Gastrointestinal absorption mechanisms: a comparison between animal and human models
H. Lennernäs (1994)
10.1007/978-1-4615-3314-6_7
Food-associated intoxicants.
J. L. Hall (1988)
10.1016/0169-409X(95)00129-U
The intestinal peptide carrier: A potential transport system for small peptide derived drugs
E. Walter (1996)
10.1038/sj.gt.3302304
A sterically stabilized immunolipoplex for systemic administration of a therapeutic gene
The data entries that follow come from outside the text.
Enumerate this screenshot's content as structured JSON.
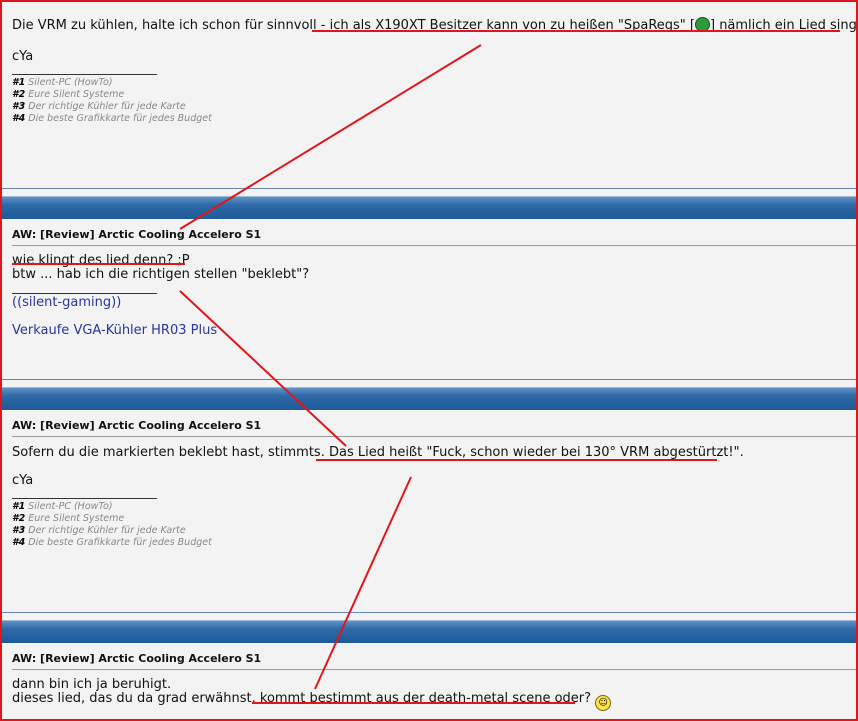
{
  "posts": [
    {
      "body_lines": [
        "Die VRM zu kühlen, halte ich schon für sinnvoll - ich als X190XT Besitzer kann von zu heißen \"SpaRegs\" [",
        "] nämlich ein Lied singen."
      ],
      "farewell": "cYa",
      "signature": [
        {
          "num": "#1",
          "text": "Silent-PC (HowTo)"
        },
        {
          "num": "#2",
          "text": "Eure Silent Systeme"
        },
        {
          "num": "#3",
          "text": "Der richtige Kühler für jede Karte"
        },
        {
          "num": "#4",
          "text": "Die beste Grafikkarte für jedes Budget"
        }
      ]
    },
    {
      "title": "AW: [Review] Arctic Cooling Accelero S1",
      "line1": "wie klingt des lied denn? ;P",
      "line2": "btw ... hab ich die richtigen stellen \"beklebt\"?",
      "link1": "((silent-gaming))",
      "link2": "Verkaufe VGA-Kühler HR03 Plus"
    },
    {
      "title": "AW: [Review] Arctic Cooling Accelero S1",
      "line1": "Sofern du die markierten beklebt hast, stimmts. Das Lied heißt \"Fuck, schon wieder bei 130° VRM abgestürtzt!\".",
      "farewell": "cYa",
      "signature": [
        {
          "num": "#1",
          "text": "Silent-PC (HowTo)"
        },
        {
          "num": "#2",
          "text": "Eure Silent Systeme"
        },
        {
          "num": "#3",
          "text": "Der richtige Kühler für jede Karte"
        },
        {
          "num": "#4",
          "text": "Die beste Grafikkarte für jedes Budget"
        }
      ]
    },
    {
      "title": "AW: [Review] Arctic Cooling Accelero S1",
      "line1": "dann bin ich ja beruhigt.",
      "line2": "dieses lied, das du da grad erwähnst, kommt bestimmt aus der death-metal scene oder?"
    }
  ],
  "colors": {
    "annotation": "#e0161a",
    "bar": "#2f6aa8",
    "link": "#27379b"
  }
}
W. Yu (2004)
10.1002/BDD.2510160705
Influence of leucine on intestinal baclofen absorption as a model compound of neutral α‐aminoacids
T. Cercós-Fortea (1995)
10.1007/978-3-642-61015-8_2
Drug Interactions in the Gastrointestinal Tract and Their Impact on Drug Absorption and Systemic Availability: A Mechanistic Review
E. Lipka (1996)
10.1023/A:1016207525186
Comparison of Intestinal Permeabilities Determined in Multiple in Vitro and inSitu Models: Relationship to Absorption in Humans
B. Stewart (2004)
10.1080/15533174.2013.776604
Synthesis, Characterization, and Antimicrobial Activities of New N-(2-hydroxy-1-naphthalidene)-amino Acid (L-Tyrosine, L-Arginine, and L-Lysine) Schiff Bases and Their Manganese(III) Complexes
İffet Şakiyan (2014)
Semantic Scholar Logo Some data provided by SemanticScholar